• [TASK TO COMPLETE] In the listing below, locate the lines bearing the word "JSON". Copy every one of them.

===== GIVEN RECORDS =====

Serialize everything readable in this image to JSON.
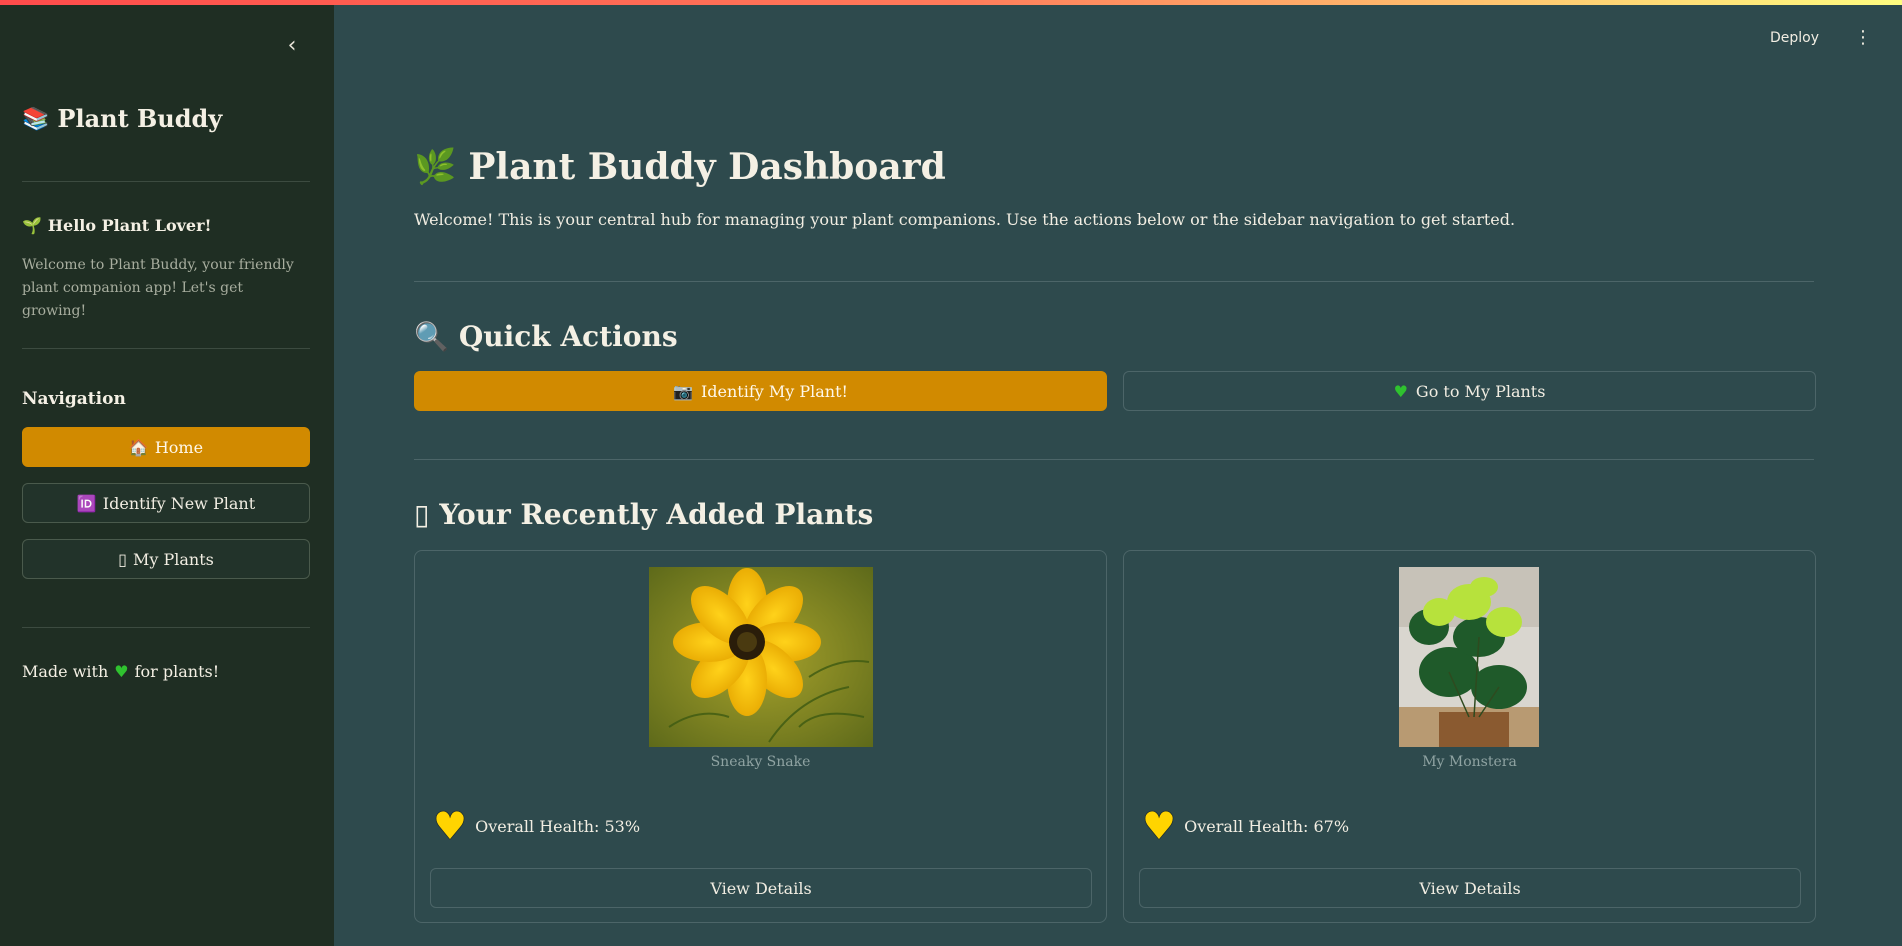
{
  "header": {
    "deploy_label": "Deploy",
    "menu_icon": "⋮",
    "collapse_icon": "‹"
  },
  "sidebar": {
    "title_icon": "📚",
    "title": "Plant Buddy",
    "hello_icon": "🌱",
    "hello": "Hello Plant Lover!",
    "welcome": "Welcome to Plant Buddy, your friendly plant companion app! Let's get growing!",
    "nav_heading": "Navigation",
    "nav": [
      {
        "icon": "🏠",
        "label": "Home",
        "active": true
      },
      {
        "icon": "🆔",
        "label": "Identify New Plant",
        "active": false
      },
      {
        "icon": "▯",
        "label": "My Plants",
        "active": false
      }
    ],
    "footer_prefix": "Made with",
    "footer_heart": "♥",
    "footer_suffix": "for plants!"
  },
  "main": {
    "title_icon": "🌿",
    "title": "Plant Buddy Dashboard",
    "intro": "Welcome! This is your central hub for managing your plant companions. Use the actions below or the sidebar navigation to get started.",
    "quick_actions_icon": "🔍",
    "quick_actions_title": "Quick Actions",
    "identify_icon": "📷",
    "identify_label": "Identify My Plant!",
    "go_icon": "♥",
    "go_label": "Go to My Plants",
    "recent_icon": "▯",
    "recent_title": "Your Recently Added Plants",
    "plants": [
      {
        "name": "Sneaky Snake",
        "health_label": "Overall Health: 53%",
        "health": 53,
        "view_label": "View Details"
      },
      {
        "name": "My Monstera",
        "health_label": "Overall Health: 67%",
        "health": 67,
        "view_label": "View Details"
      }
    ]
  },
  "colors": {
    "accent": "#d18a00",
    "sidebar_bg": "#1f2e23",
    "main_bg": "#2e4a4d",
    "heart_yellow": "#ffd400",
    "heart_green": "#2fc22f"
  }
}
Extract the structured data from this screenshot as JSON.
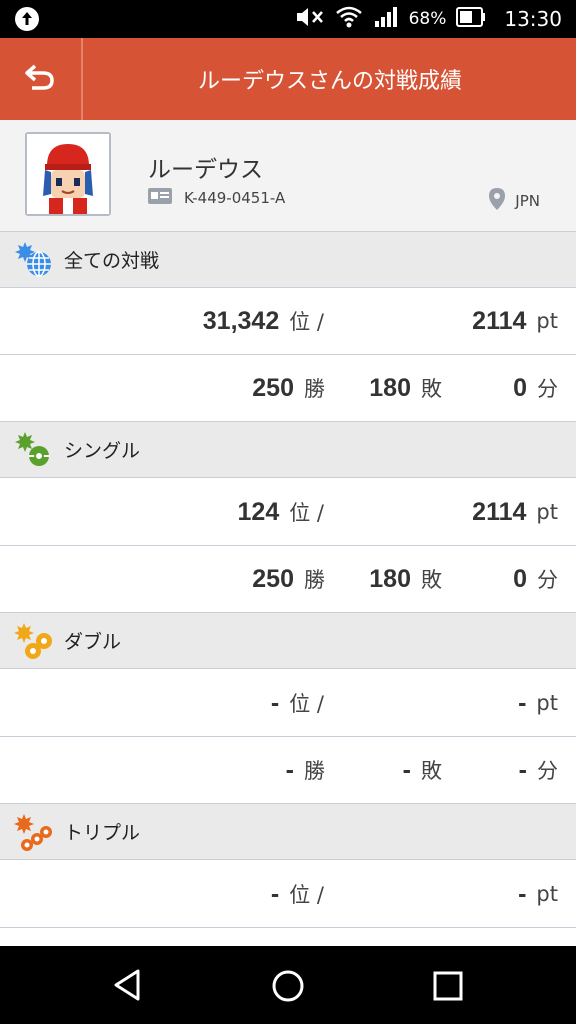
{
  "status_bar": {
    "battery": "68%",
    "time": "13:30"
  },
  "app_bar": {
    "title": "ルーデウスさんの対戦成績"
  },
  "profile": {
    "name": "ルーデウス",
    "player_id": "K-449-0451-A",
    "location": "JPN"
  },
  "sections": [
    {
      "label": "全ての対戦",
      "rank": "31,342",
      "rank_unit": "位 /",
      "points": "2114",
      "points_unit": "pt",
      "wins": "250",
      "wins_unit": "勝",
      "losses": "180",
      "losses_unit": "敗",
      "draws": "0",
      "draws_unit": "分"
    },
    {
      "label": "シングル",
      "rank": "124",
      "rank_unit": "位 /",
      "points": "2114",
      "points_unit": "pt",
      "wins": "250",
      "wins_unit": "勝",
      "losses": "180",
      "losses_unit": "敗",
      "draws": "0",
      "draws_unit": "分"
    },
    {
      "label": "ダブル",
      "rank": "-",
      "rank_unit": "位 /",
      "points": "-",
      "points_unit": "pt",
      "wins": "-",
      "wins_unit": "勝",
      "losses": "-",
      "losses_unit": "敗",
      "draws": "-",
      "draws_unit": "分"
    },
    {
      "label": "トリプル",
      "rank": "-",
      "rank_unit": "位 /",
      "points": "-",
      "points_unit": "pt"
    }
  ],
  "colors": {
    "app_bar": "#d75335",
    "globe_icon": "#3a8ee6",
    "single_icon": "#5aa02c",
    "double_icon": "#f0a818",
    "triple_icon": "#e86a1c"
  },
  "icons": {
    "status_left": "upload-notification-icon",
    "mute": "volume-mute-icon",
    "wifi": "wifi-icon",
    "signal": "signal-icon",
    "battery": "battery-icon",
    "back": "back-arrow-icon",
    "id_card": "id-card-icon",
    "location": "location-pin-icon",
    "nav_back": "nav-back-icon",
    "nav_home": "nav-home-icon",
    "nav_recents": "nav-recents-icon"
  }
}
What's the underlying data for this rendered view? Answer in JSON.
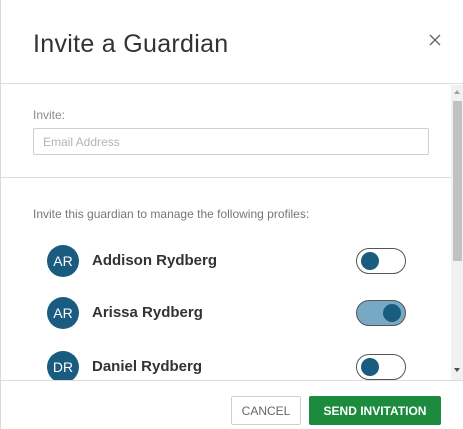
{
  "dialog": {
    "title": "Invite a Guardian",
    "close_icon": "close-icon"
  },
  "invite": {
    "label": "Invite:",
    "email_placeholder": "Email Address",
    "email_value": ""
  },
  "profiles": {
    "label": "Invite this guardian to manage the following profiles:",
    "items": [
      {
        "initials": "AR",
        "name": "Addison Rydberg",
        "enabled": false
      },
      {
        "initials": "AR",
        "name": "Arissa Rydberg",
        "enabled": true
      },
      {
        "initials": "DR",
        "name": "Daniel Rydberg",
        "enabled": false
      }
    ]
  },
  "footer": {
    "cancel_label": "CANCEL",
    "send_label": "SEND INVITATION"
  },
  "colors": {
    "avatar": "#1a5c80",
    "toggle_on_track": "#78a9c4",
    "send_button": "#1d8b3e"
  }
}
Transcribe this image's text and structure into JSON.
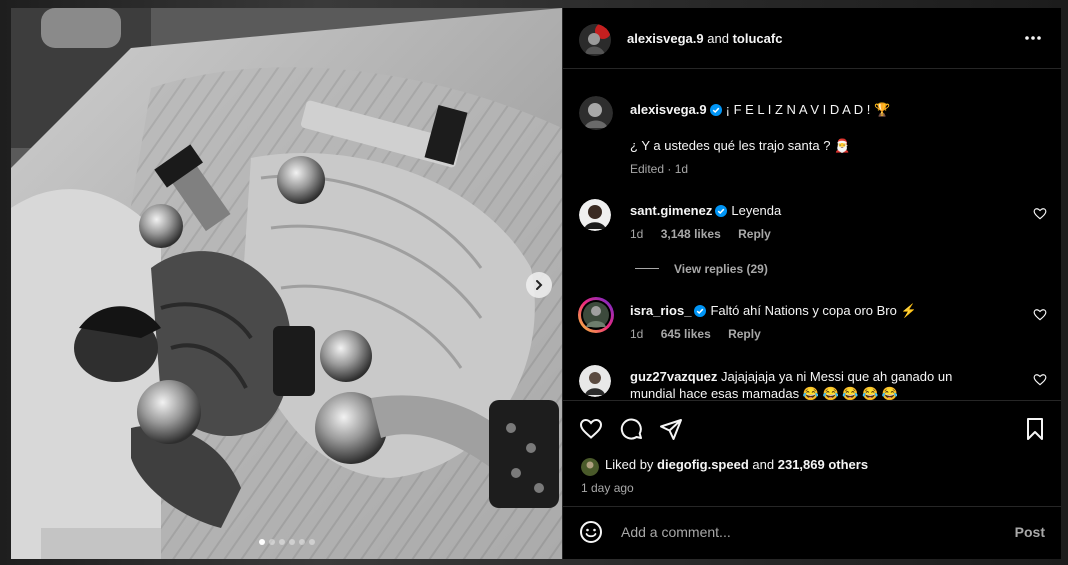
{
  "header": {
    "author": "alexisvega.9",
    "and": "and",
    "coauthor": "tolucafc"
  },
  "caption": {
    "username": "alexisvega.9",
    "line1": "¡ F E L I Z N A V I D A D ! 🏆",
    "line2": "¿ Y a ustedes qué les trajo santa ? 🎅",
    "edited": "Edited · 1d"
  },
  "comments": [
    {
      "username": "sant.gimenez",
      "text": "Leyenda",
      "time": "1d",
      "likes": "3,148 likes",
      "reply": "Reply"
    },
    {
      "username": "isra_rios_",
      "text": "Faltó ahí Nations y copa oro Bro ⚡",
      "time": "1d",
      "likes": "645 likes",
      "reply": "Reply"
    },
    {
      "username": "guz27vazquez",
      "text": "Jajajajaja ya ni Messi que ah ganado un mundial hace esas mamadas 😂 😂 😂 😂 😂"
    }
  ],
  "view_replies": "View replies (29)",
  "liked_by": {
    "prefix": "Liked by",
    "user": "diegofig.speed",
    "and": "and",
    "others": "231,869 others"
  },
  "time_ago": "1 day ago",
  "add_comment": {
    "placeholder": "Add a comment...",
    "post_label": "Post"
  },
  "carousel": {
    "count": 6,
    "active": 0
  },
  "colors": {
    "verified": "#0095f6",
    "muted": "#a8a8a8",
    "background": "#000000"
  },
  "icons": [
    "more-icon",
    "heart-icon",
    "comment-icon",
    "share-icon",
    "bookmark-icon",
    "emoji-icon",
    "next-arrow-icon",
    "verified-icon"
  ]
}
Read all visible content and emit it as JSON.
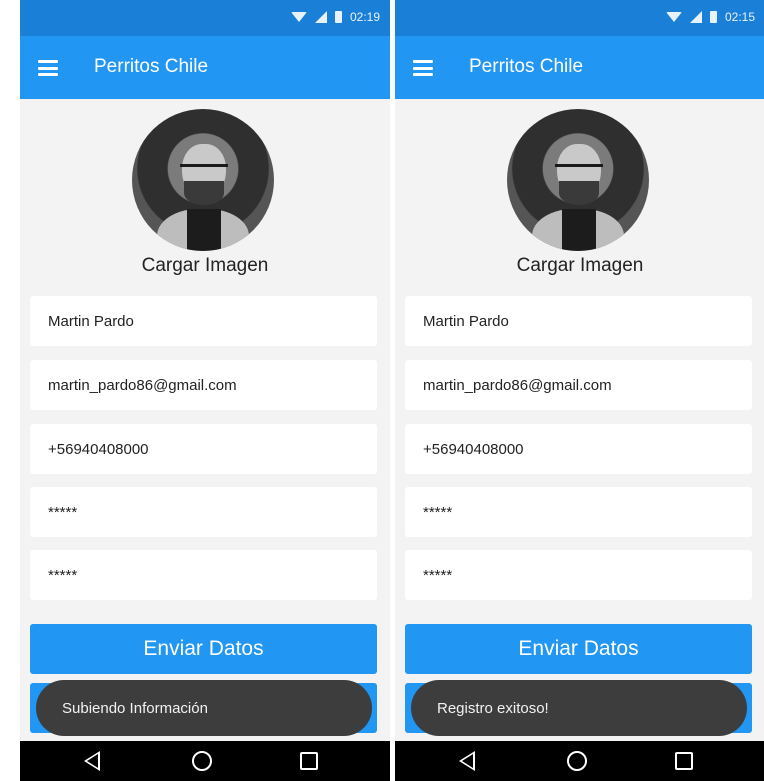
{
  "screens": [
    {
      "status_time": "02:19",
      "app_title": "Perritos Chile",
      "upload_label": "Cargar Imagen",
      "fields": {
        "name": "Martin Pardo",
        "email": "martin_pardo86@gmail.com",
        "phone": "+56940408000",
        "password": "*****",
        "confirm_password": "*****"
      },
      "send_button": "Enviar Datos",
      "toast": "Subiendo Información"
    },
    {
      "status_time": "02:15",
      "app_title": "Perritos Chile",
      "upload_label": "Cargar Imagen",
      "fields": {
        "name": "Martin Pardo",
        "email": "martin_pardo86@gmail.com",
        "phone": "+56940408000",
        "password": "*****",
        "confirm_password": "*****"
      },
      "send_button": "Enviar Datos",
      "toast": "Registro exitoso!"
    }
  ],
  "colors": {
    "status_bar": "#1a7fd6",
    "app_bar": "#2196f3",
    "button": "#2196f3",
    "toast": "#3d3d3d",
    "background": "#f3f3f3"
  },
  "icons": [
    "wifi-icon",
    "signal-icon",
    "battery-icon",
    "menu-icon",
    "back-icon",
    "home-icon",
    "recent-apps-icon"
  ]
}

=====

• [ANSWER FOR THIS EXERCISE]
Serialize everything readable in this image to JSON.
Extract the structured data from this screenshot as JSON.
What's the underlying data for this rendered view? Answer in JSON.
Transcribe this image's text and structure into JSON.
Read all visible content and emit it as JSON.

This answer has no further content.